ERIC Number: ED023451
Record Type: Non-Journal
Publication Date: 1967
A Study of Visual Perceptions in Early Childhood.
Western New Mexico Univ., Silver City.
Over a period of three years a group of 510 rural children participated in a study of visual perceptions, including eye motor coordination, discernment of figures in a ground pattern, form constancy, position in space, and spatial relations, as measured by the Frostig Visual Perceptions Test. Visual perceptions of children of other cultures were compared to those of children of the dominant Anglo-Saxon culture. The relationship of visual perceptions to cultural deprivation was also studied. The development of children's visual perceptions over a period of 18 to 25 months and the effectiveness of various types of programs in improving a child's visual perceptions were investigated. Results of testing showed that all rural children scored low in form constancy. Culturally deprived children scored lower in all perceptions, but visual perception handicaps were sometimes as great as eight times that o f control group children. The valus of the Frostig developmental training program was demonstrated. Pupil progress was retained for at least one academi c year. The study concludes that visual perception handicaps result from cultural deprivation rather than from participation in a nondominant culture. Implications are that rural children would benefit from form constancy training during their first year at school. (MS)
Publication Type: N/A
Education Level: N/A
Sponsor: Office of Education (DHEW), Washington, DC.

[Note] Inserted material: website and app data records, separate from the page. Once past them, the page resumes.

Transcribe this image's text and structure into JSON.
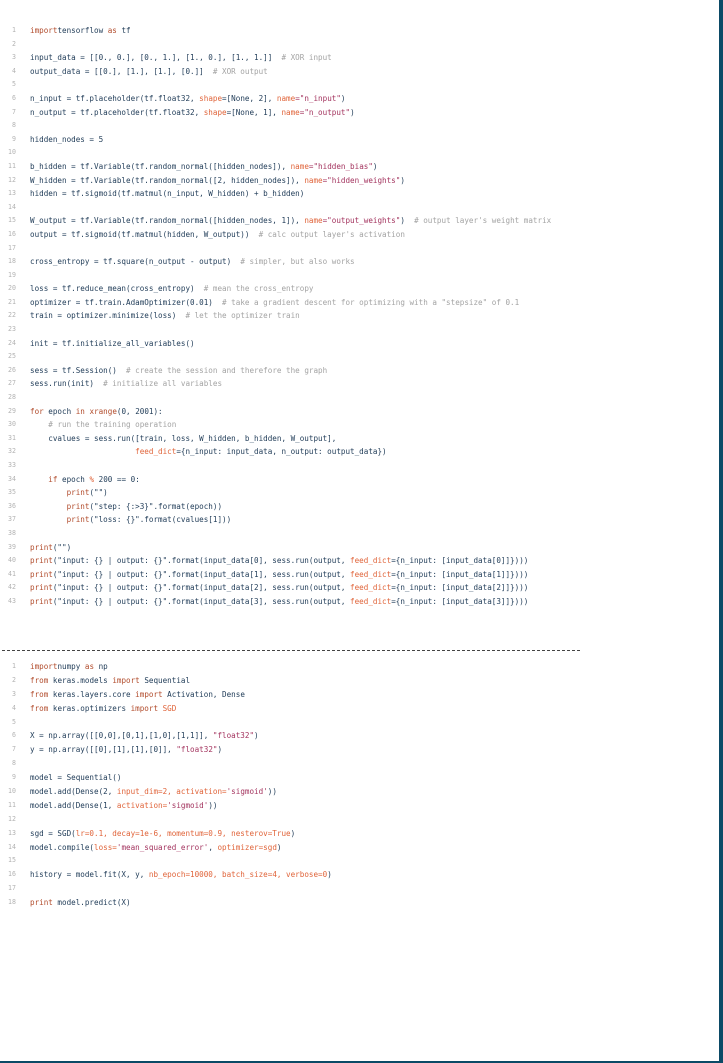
{
  "snippet_tensorflow": {
    "lines": [
      {
        "n": "1",
        "t": [
          [
            "kw",
            "import"
          ],
          [
            "",
            "tensorflow "
          ],
          [
            "kw",
            "as"
          ],
          [
            "",
            " tf"
          ]
        ]
      },
      {
        "n": "2",
        "t": []
      },
      {
        "n": "3",
        "t": [
          [
            "",
            "input_data = [[0., 0.], [0., 1.], [1., 0.], [1., 1.]]  "
          ],
          [
            "com",
            "# XOR input"
          ]
        ]
      },
      {
        "n": "4",
        "t": [
          [
            "",
            "output_data = [[0.], [1.], [1.], [0.]]  "
          ],
          [
            "com",
            "# XOR output"
          ]
        ]
      },
      {
        "n": "5",
        "t": []
      },
      {
        "n": "6",
        "t": [
          [
            "",
            "n_input = tf.placeholder(tf.float32, "
          ],
          [
            "prm",
            "shape"
          ],
          [
            "",
            "=[None, 2], "
          ],
          [
            "prm",
            "name"
          ],
          [
            "str",
            "=\"n_input\""
          ],
          [
            "",
            ")"
          ]
        ]
      },
      {
        "n": "7",
        "t": [
          [
            "",
            "n_output = tf.placeholder(tf.float32, "
          ],
          [
            "prm",
            "shape"
          ],
          [
            "",
            "=[None, 1], "
          ],
          [
            "prm",
            "name"
          ],
          [
            "str",
            "=\"n_output\""
          ],
          [
            "",
            ")"
          ]
        ]
      },
      {
        "n": "8",
        "t": []
      },
      {
        "n": "9",
        "t": [
          [
            "",
            "hidden_nodes = 5"
          ]
        ]
      },
      {
        "n": "10",
        "t": []
      },
      {
        "n": "11",
        "t": [
          [
            "",
            "b_hidden = tf.Variable(tf.random_normal([hidden_nodes]), "
          ],
          [
            "prm",
            "name"
          ],
          [
            "str",
            "=\"hidden_bias\""
          ],
          [
            "",
            ")"
          ]
        ]
      },
      {
        "n": "12",
        "t": [
          [
            "",
            "W_hidden = tf.Variable(tf.random_normal([2, hidden_nodes]), "
          ],
          [
            "prm",
            "name"
          ],
          [
            "str",
            "=\"hidden_weights\""
          ],
          [
            "",
            ")"
          ]
        ]
      },
      {
        "n": "13",
        "t": [
          [
            "",
            "hidden = tf.sigmoid(tf.matmul(n_input, W_hidden) + b_hidden)"
          ]
        ]
      },
      {
        "n": "14",
        "t": []
      },
      {
        "n": "15",
        "t": [
          [
            "",
            "W_output = tf.Variable(tf.random_normal([hidden_nodes, 1]), "
          ],
          [
            "prm",
            "name"
          ],
          [
            "str",
            "=\"output_weights\""
          ],
          [
            "",
            ")  "
          ],
          [
            "com",
            "# output layer's weight matrix"
          ]
        ]
      },
      {
        "n": "16",
        "t": [
          [
            "",
            "output = tf.sigmoid(tf.matmul(hidden, W_output))  "
          ],
          [
            "com",
            "# calc output layer's activation"
          ]
        ]
      },
      {
        "n": "17",
        "t": []
      },
      {
        "n": "18",
        "t": [
          [
            "",
            "cross_entropy = tf.square(n_output - output)  "
          ],
          [
            "com",
            "# simpler, but also works"
          ]
        ]
      },
      {
        "n": "19",
        "t": []
      },
      {
        "n": "20",
        "t": [
          [
            "",
            "loss = tf.reduce_mean(cross_entropy)  "
          ],
          [
            "com",
            "# mean the cross_entropy"
          ]
        ]
      },
      {
        "n": "21",
        "t": [
          [
            "",
            "optimizer = tf.train.AdamOptimizer(0.01)  "
          ],
          [
            "com",
            "# take a gradient descent for optimizing with a \"stepsize\" of 0.1"
          ]
        ]
      },
      {
        "n": "22",
        "t": [
          [
            "",
            "train = optimizer.minimize(loss)  "
          ],
          [
            "com",
            "# let the optimizer train"
          ]
        ]
      },
      {
        "n": "23",
        "t": []
      },
      {
        "n": "24",
        "t": [
          [
            "",
            "init = tf.initialize_all_variables()"
          ]
        ]
      },
      {
        "n": "25",
        "t": []
      },
      {
        "n": "26",
        "t": [
          [
            "",
            "sess = tf.Session()  "
          ],
          [
            "com",
            "# create the session and therefore the graph"
          ]
        ]
      },
      {
        "n": "27",
        "t": [
          [
            "",
            "sess.run(init)  "
          ],
          [
            "com",
            "# initialize all variables"
          ]
        ]
      },
      {
        "n": "28",
        "t": []
      },
      {
        "n": "29",
        "t": [
          [
            "kw",
            "for"
          ],
          [
            "",
            " epoch "
          ],
          [
            "kw",
            "in"
          ],
          [
            "",
            " "
          ],
          [
            "bi",
            "xrange"
          ],
          [
            "",
            "(0, 2001):"
          ]
        ]
      },
      {
        "n": "30",
        "t": [
          [
            "",
            "    "
          ],
          [
            "com",
            "# run the training operation"
          ]
        ]
      },
      {
        "n": "31",
        "t": [
          [
            "",
            "    cvalues = sess.run([train, loss, W_hidden, b_hidden, W_output],"
          ]
        ]
      },
      {
        "n": "32",
        "t": [
          [
            "",
            "                       "
          ],
          [
            "prm",
            "feed_dict"
          ],
          [
            "",
            "={n_input: input_data, n_output: output_data})"
          ]
        ]
      },
      {
        "n": "33",
        "t": []
      },
      {
        "n": "34",
        "t": [
          [
            "",
            "    "
          ],
          [
            "kw",
            "if"
          ],
          [
            "",
            " epoch "
          ],
          [
            "prm",
            "%"
          ],
          [
            "",
            " 200 == 0:"
          ]
        ]
      },
      {
        "n": "35",
        "t": [
          [
            "",
            "        "
          ],
          [
            "bi",
            "print"
          ],
          [
            "",
            "(\"\")"
          ]
        ]
      },
      {
        "n": "36",
        "t": [
          [
            "",
            "        "
          ],
          [
            "bi",
            "print"
          ],
          [
            "",
            "(\"step: {:>3}\".format(epoch))"
          ]
        ]
      },
      {
        "n": "37",
        "t": [
          [
            "",
            "        "
          ],
          [
            "bi",
            "print"
          ],
          [
            "",
            "(\"loss: {}\".format(cvalues[1]))"
          ]
        ]
      },
      {
        "n": "38",
        "t": []
      },
      {
        "n": "39",
        "t": [
          [
            "bi",
            "print"
          ],
          [
            "",
            "(\"\")"
          ]
        ]
      },
      {
        "n": "40",
        "t": [
          [
            "bi",
            "print"
          ],
          [
            "",
            "(\"input: {} | output: {}\".format(input_data[0], sess.run(output, "
          ],
          [
            "prm",
            "feed_dict"
          ],
          [
            "",
            "={n_input: [input_data[0]]})))"
          ]
        ]
      },
      {
        "n": "41",
        "t": [
          [
            "bi",
            "print"
          ],
          [
            "",
            "(\"input: {} | output: {}\".format(input_data[1], sess.run(output, "
          ],
          [
            "prm",
            "feed_dict"
          ],
          [
            "",
            "={n_input: [input_data[1]]})))"
          ]
        ]
      },
      {
        "n": "42",
        "t": [
          [
            "bi",
            "print"
          ],
          [
            "",
            "(\"input: {} | output: {}\".format(input_data[2], sess.run(output, "
          ],
          [
            "prm",
            "feed_dict"
          ],
          [
            "",
            "={n_input: [input_data[2]]})))"
          ]
        ]
      },
      {
        "n": "43",
        "t": [
          [
            "bi",
            "print"
          ],
          [
            "",
            "(\"input: {} | output: {}\".format(input_data[3], sess.run(output, "
          ],
          [
            "prm",
            "feed_dict"
          ],
          [
            "",
            "={n_input: [input_data[3]]})))"
          ]
        ]
      }
    ]
  },
  "snippet_keras": {
    "lines": [
      {
        "n": "1",
        "t": [
          [
            "kw",
            "import"
          ],
          [
            "",
            "numpy "
          ],
          [
            "kw",
            "as"
          ],
          [
            "",
            " np"
          ]
        ]
      },
      {
        "n": "2",
        "t": [
          [
            "kw",
            "from"
          ],
          [
            "",
            " keras.models "
          ],
          [
            "kw",
            "import"
          ],
          [
            "",
            " Sequential"
          ]
        ]
      },
      {
        "n": "3",
        "t": [
          [
            "kw",
            "from"
          ],
          [
            "",
            " keras.layers.core "
          ],
          [
            "kw",
            "import"
          ],
          [
            "",
            " Activation, Dense"
          ]
        ]
      },
      {
        "n": "4",
        "t": [
          [
            "kw",
            "from"
          ],
          [
            "",
            " keras.optimizers "
          ],
          [
            "kw",
            "import"
          ],
          [
            "",
            " "
          ],
          [
            "prm",
            "SGD"
          ]
        ]
      },
      {
        "n": "5",
        "t": []
      },
      {
        "n": "6",
        "t": [
          [
            "",
            "X = np.array([[0,0],[0,1],[1,0],[1,1]], "
          ],
          [
            "str",
            "\"float32\""
          ],
          [
            "",
            ")"
          ]
        ]
      },
      {
        "n": "7",
        "t": [
          [
            "",
            "y = np.array([[0],[1],[1],[0]], "
          ],
          [
            "str",
            "\"float32\""
          ],
          [
            "",
            ")"
          ]
        ]
      },
      {
        "n": "8",
        "t": []
      },
      {
        "n": "9",
        "t": [
          [
            "",
            "model = Sequential()"
          ]
        ]
      },
      {
        "n": "10",
        "t": [
          [
            "",
            "model.add(Dense(2, "
          ],
          [
            "prm",
            "input_dim=2, activation="
          ],
          [
            "str",
            "'sigmoid'"
          ],
          [
            "",
            "))"
          ]
        ]
      },
      {
        "n": "11",
        "t": [
          [
            "",
            "model.add(Dense(1, "
          ],
          [
            "prm",
            "activation="
          ],
          [
            "str",
            "'sigmoid'"
          ],
          [
            "",
            "))"
          ]
        ]
      },
      {
        "n": "12",
        "t": []
      },
      {
        "n": "13",
        "t": [
          [
            "",
            "sgd = SGD("
          ],
          [
            "prm",
            "lr=0.1, decay=1e-6, momentum=0.9, nesterov=True"
          ],
          [
            "",
            ")"
          ]
        ]
      },
      {
        "n": "14",
        "t": [
          [
            "",
            "model.compile("
          ],
          [
            "prm",
            "loss="
          ],
          [
            "str",
            "'mean_squared_error'"
          ],
          [
            "",
            ", "
          ],
          [
            "prm",
            "optimizer=sgd"
          ],
          [
            "",
            ")"
          ]
        ]
      },
      {
        "n": "15",
        "t": []
      },
      {
        "n": "16",
        "t": [
          [
            "",
            "history = model.fit(X, y, "
          ],
          [
            "prm",
            "nb_epoch=10000, batch_size=4, verbose=0"
          ],
          [
            "",
            ")"
          ]
        ]
      },
      {
        "n": "17",
        "t": []
      },
      {
        "n": "18",
        "t": [
          [
            "kw",
            "print"
          ],
          [
            "",
            " model.predict(X)"
          ]
        ]
      }
    ]
  },
  "colors": {
    "keyword": "#b14b2b",
    "parameter": "#e0643a",
    "string": "#a3335e",
    "comment": "#a3a3a3",
    "text": "#1f3b57",
    "line_number": "#b3b3b3",
    "frame_border": "#0b4a66"
  }
}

Authoring Institution: Western New Mexico Univ., Silver City.
Identifiers - Assessments and Surveys: Frostig Developmental Test of Visual Perception